Truly a Halloween classic that needs no introduction, Coraline’s gorgeous stop-motion visuals look just as good today as they did in 2009. Full of sparkling, vibrant tones, the world that Coraline (Dakota Fanning) enters feels like a better version of reality. Her parents are cheery, make time for her, and cook delicious, fanciful feasts for her to enjoy. Even her neighbors are friendly and entertaining! The only problem? Everybody in the other world has buttons for eyes … and doesn’t seem to want Coraline to leave. Fun fact: I saw Coraline in theaters when I was nine years old, expecting a cutesy, whimsical movie, and got totally traumatized by the Other Mother’s chase scene near the end! This is a fantastic choice for a Halloween or a fall family movie night, just be sure to let your little ones know that this is no sweet princess story!
Can you tell I love del Toro? Guillermo del Toro’s critically acclaimed Pan’s Labyrinth is a whimsical, heartbreaking fairytale drama that takes place in the 1944 Spanish countryside. It opens with our main character, Ofelia (Ivana Baquero), and her mother moving into her sadistic new stepfather’s, Captain Vidal’s (Sergi López), home. As Ofelia witnesses his cruelty and abuse, she meets the faun Pan, who reveals to her that she is actually a legendary princess and must complete three quests to claim immortality. Ofelia races to complete these tasks while attempting to evade her stepfather’s abuse and protect her mother and unborn sibling. The Brothers Grimm-esque plot and unforgettable monsters (human and non-human) are sure to make for a truly unique movie night (just have tissues ready.)

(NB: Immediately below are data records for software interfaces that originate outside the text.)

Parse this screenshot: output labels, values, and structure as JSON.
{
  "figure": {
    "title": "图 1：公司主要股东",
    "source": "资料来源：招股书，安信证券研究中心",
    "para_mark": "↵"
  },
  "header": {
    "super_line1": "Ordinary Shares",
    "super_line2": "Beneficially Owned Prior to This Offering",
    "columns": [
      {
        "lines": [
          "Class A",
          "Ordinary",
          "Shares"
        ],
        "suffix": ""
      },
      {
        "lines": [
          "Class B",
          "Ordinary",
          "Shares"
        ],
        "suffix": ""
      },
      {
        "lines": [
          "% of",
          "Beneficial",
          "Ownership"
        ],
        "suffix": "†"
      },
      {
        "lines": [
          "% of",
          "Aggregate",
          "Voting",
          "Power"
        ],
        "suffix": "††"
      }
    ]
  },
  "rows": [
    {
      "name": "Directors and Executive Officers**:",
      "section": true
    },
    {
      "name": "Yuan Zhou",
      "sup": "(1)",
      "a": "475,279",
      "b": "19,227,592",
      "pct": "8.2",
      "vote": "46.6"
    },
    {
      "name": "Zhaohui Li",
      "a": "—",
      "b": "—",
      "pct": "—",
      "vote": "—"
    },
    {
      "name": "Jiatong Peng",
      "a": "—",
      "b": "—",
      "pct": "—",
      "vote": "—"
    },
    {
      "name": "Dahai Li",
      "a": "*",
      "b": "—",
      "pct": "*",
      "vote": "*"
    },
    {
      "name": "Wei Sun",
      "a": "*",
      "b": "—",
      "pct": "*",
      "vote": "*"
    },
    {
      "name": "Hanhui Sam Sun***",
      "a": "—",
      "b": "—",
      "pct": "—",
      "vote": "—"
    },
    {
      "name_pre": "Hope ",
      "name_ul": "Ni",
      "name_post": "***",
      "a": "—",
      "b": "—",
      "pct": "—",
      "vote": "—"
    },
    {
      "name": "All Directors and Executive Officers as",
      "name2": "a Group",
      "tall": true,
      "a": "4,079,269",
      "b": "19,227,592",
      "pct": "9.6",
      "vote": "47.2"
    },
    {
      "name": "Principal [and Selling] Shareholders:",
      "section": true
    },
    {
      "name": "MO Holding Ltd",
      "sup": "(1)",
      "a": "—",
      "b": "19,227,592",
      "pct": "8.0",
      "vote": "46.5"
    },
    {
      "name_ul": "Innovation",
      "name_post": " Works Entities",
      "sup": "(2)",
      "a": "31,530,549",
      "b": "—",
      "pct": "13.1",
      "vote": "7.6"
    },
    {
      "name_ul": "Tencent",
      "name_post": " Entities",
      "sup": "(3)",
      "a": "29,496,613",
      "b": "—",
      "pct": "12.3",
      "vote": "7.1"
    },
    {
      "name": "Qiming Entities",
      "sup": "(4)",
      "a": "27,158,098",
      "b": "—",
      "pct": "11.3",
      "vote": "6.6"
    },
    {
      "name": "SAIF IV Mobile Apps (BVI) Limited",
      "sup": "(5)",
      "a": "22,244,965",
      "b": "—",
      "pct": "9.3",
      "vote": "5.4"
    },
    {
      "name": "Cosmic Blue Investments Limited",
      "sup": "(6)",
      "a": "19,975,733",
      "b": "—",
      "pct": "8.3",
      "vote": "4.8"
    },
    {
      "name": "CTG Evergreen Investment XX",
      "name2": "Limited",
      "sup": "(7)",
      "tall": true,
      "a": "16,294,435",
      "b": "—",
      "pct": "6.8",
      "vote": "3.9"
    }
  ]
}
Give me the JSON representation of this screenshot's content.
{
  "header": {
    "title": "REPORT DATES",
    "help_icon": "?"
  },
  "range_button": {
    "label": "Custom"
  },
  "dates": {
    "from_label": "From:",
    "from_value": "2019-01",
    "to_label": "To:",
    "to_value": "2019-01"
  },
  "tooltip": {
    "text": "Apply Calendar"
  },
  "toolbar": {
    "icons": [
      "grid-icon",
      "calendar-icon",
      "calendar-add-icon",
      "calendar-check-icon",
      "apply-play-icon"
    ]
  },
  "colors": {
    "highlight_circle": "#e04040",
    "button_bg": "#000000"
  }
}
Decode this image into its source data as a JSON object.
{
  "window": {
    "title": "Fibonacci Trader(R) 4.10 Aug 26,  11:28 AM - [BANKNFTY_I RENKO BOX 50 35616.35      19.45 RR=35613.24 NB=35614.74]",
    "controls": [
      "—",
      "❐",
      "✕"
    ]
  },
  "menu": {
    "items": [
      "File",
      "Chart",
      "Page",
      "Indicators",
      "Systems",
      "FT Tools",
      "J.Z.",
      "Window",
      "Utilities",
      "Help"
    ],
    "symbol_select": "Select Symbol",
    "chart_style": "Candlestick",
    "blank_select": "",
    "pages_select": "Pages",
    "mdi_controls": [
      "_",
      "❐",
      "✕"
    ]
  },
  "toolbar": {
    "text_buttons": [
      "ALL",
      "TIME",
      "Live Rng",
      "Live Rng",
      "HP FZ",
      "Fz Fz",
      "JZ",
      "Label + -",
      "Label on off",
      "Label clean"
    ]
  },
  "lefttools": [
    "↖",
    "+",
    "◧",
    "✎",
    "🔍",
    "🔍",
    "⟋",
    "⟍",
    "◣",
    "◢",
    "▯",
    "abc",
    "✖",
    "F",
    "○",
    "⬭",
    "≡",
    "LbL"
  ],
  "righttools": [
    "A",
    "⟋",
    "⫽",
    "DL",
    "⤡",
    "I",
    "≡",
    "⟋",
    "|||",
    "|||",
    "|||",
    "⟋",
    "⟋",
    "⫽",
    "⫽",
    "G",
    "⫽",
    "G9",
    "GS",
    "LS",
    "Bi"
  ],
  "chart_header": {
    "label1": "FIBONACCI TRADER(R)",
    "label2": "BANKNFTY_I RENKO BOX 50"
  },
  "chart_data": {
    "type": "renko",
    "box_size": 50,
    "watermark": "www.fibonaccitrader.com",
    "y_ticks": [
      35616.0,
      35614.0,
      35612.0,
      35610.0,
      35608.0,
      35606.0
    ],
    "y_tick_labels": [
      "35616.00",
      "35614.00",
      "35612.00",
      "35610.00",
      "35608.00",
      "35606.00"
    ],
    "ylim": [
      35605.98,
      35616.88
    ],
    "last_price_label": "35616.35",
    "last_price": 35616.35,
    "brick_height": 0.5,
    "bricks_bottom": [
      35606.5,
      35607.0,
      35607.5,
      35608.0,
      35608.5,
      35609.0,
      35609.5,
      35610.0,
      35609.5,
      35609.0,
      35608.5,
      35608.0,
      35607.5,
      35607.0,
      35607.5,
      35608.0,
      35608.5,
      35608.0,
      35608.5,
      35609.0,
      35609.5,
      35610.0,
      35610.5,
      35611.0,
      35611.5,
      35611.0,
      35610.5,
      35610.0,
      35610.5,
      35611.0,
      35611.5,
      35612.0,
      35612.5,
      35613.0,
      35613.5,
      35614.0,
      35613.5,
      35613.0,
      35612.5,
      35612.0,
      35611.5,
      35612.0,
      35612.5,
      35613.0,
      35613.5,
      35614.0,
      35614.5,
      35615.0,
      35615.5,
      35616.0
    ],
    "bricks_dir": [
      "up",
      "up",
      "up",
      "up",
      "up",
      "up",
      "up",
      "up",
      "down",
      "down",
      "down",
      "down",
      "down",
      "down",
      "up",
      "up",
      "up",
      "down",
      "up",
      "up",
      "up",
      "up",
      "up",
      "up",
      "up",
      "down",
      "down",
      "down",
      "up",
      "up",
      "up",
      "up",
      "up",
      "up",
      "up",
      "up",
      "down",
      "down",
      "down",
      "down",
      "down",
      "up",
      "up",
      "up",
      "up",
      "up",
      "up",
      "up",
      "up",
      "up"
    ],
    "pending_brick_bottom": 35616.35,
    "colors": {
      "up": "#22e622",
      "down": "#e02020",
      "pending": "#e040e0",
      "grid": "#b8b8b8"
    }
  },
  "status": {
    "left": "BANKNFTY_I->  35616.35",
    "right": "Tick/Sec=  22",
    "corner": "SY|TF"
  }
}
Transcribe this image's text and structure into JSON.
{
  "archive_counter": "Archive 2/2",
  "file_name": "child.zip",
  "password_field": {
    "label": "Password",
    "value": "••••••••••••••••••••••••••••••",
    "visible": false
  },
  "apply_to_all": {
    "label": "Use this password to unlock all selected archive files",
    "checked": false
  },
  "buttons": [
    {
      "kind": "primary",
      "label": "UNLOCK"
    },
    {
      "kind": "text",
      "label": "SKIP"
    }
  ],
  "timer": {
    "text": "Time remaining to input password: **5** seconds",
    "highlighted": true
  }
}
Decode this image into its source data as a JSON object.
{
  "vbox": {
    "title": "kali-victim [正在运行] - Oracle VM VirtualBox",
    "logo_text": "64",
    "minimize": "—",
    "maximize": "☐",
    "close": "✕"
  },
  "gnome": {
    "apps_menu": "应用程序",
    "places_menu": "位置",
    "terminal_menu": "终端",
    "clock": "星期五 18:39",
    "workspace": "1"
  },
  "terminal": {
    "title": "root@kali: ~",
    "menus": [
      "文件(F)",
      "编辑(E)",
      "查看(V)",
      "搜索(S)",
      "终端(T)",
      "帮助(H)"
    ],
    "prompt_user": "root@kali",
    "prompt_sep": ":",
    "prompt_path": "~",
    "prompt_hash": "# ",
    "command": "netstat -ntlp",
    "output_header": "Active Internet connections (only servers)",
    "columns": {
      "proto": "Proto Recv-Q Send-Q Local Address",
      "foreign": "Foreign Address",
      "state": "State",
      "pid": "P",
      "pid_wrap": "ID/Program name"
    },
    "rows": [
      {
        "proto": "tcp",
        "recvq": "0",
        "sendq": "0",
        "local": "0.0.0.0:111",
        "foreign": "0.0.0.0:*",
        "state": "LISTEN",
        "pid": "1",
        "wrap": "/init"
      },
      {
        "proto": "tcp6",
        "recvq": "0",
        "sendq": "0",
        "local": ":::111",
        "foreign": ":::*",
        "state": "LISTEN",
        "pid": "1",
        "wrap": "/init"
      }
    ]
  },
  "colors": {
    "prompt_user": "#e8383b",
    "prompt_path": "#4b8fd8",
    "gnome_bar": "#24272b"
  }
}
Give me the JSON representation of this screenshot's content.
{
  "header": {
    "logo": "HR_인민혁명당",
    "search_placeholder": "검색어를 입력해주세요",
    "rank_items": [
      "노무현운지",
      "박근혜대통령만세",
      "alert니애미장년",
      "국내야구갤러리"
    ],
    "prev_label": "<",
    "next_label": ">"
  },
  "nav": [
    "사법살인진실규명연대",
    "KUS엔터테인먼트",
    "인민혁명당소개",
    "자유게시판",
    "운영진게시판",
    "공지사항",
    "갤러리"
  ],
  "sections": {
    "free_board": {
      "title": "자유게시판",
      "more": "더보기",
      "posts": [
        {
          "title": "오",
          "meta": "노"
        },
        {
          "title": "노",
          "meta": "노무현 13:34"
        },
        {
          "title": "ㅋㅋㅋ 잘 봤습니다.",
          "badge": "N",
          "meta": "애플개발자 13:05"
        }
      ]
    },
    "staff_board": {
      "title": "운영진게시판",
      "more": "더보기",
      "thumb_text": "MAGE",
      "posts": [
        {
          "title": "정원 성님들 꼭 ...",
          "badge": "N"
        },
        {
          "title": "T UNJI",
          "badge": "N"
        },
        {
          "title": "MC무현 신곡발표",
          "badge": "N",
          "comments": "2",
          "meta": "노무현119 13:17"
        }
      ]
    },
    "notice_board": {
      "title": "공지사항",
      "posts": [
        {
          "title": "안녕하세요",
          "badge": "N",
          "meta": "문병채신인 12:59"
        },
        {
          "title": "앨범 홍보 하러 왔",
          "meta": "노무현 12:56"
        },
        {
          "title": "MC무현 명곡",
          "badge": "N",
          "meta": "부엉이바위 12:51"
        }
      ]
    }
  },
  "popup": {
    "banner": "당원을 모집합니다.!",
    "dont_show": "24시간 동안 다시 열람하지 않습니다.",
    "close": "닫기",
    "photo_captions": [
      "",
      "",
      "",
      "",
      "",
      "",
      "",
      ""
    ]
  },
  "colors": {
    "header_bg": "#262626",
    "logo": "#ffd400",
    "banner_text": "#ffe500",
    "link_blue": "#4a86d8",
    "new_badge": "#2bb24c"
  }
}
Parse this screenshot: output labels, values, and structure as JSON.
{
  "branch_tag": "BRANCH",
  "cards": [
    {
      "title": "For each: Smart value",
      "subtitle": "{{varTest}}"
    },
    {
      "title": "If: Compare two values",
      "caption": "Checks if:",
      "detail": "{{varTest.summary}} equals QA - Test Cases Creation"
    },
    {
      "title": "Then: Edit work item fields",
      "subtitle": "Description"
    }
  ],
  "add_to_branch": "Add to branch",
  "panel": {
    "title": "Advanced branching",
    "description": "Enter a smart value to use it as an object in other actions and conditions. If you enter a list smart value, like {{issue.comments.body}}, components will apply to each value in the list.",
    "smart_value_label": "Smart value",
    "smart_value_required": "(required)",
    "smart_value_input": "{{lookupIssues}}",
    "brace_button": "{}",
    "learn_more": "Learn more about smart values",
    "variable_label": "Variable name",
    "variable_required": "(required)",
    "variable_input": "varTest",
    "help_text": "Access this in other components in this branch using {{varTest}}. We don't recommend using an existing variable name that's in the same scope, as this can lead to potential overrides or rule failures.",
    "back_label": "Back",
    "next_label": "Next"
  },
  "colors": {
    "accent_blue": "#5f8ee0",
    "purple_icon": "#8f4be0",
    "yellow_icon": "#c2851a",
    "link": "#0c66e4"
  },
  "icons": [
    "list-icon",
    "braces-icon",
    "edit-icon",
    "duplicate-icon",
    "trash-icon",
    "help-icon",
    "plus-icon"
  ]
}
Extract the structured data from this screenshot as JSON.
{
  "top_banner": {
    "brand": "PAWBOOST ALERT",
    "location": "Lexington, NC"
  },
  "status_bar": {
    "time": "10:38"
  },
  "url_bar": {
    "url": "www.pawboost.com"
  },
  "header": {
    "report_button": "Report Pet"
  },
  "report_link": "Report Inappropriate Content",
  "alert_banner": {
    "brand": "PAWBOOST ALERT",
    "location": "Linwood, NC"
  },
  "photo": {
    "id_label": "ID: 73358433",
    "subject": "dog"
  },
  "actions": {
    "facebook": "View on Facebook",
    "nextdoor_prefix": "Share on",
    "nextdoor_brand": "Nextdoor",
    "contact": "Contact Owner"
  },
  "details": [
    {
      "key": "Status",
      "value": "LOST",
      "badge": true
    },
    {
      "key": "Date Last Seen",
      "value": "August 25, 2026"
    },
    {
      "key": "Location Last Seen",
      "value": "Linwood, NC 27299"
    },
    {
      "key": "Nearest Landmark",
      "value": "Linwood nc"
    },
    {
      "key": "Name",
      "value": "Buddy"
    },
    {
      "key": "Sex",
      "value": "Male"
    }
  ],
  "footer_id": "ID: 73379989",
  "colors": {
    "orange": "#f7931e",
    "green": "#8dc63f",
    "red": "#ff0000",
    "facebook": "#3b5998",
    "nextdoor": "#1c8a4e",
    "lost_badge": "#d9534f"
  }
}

The Rocky Horror Picture Show
20th Century Fox
Finally, if you’ve ever wanted to see Tim Curry in drag act in an uber-campy, comedy/science fiction musical from the 70s, you’re in luck! This raunchy cult classic follows straight-laced newlywed couple Brad (Barry Bostwick) and Janet (Susan Sarandon) as they get stranded with a flat tire during a thunderstorm. They have no choice but to enter the delightfully creepy mansion of Dr. Frank-N-Furter (Tim Curry), a cross-dressing mad scientist eager to reveal his latest creation: the perfect man and lover. But what happens when Dr. Frank’s creature turns out to have desires of his own? At the time of its release, The Rocky Horror Picture Show was (and still is) controversial for its openness about sexuality, gender, and pleasure. However, it has always been lauded by the queer community for providing the freedom to express oneself, making the film as important as it is bizarre. Rocky Horror’s iconic song and dance routines, unique characters, and over-the-top plot make it the perfect Halloween watch with friends!
About the Author:
Natasha is a first-gen Mexican-American student at UNLV pursuing a BA in English Literature. A creative in many fields, her dream is to inspire others through writing and art and hopes to write and illustrate a children’s book series one day. Outside of school, she is passionate about fashion, A24 movies, Sailor Moon, animals, and banana crepes.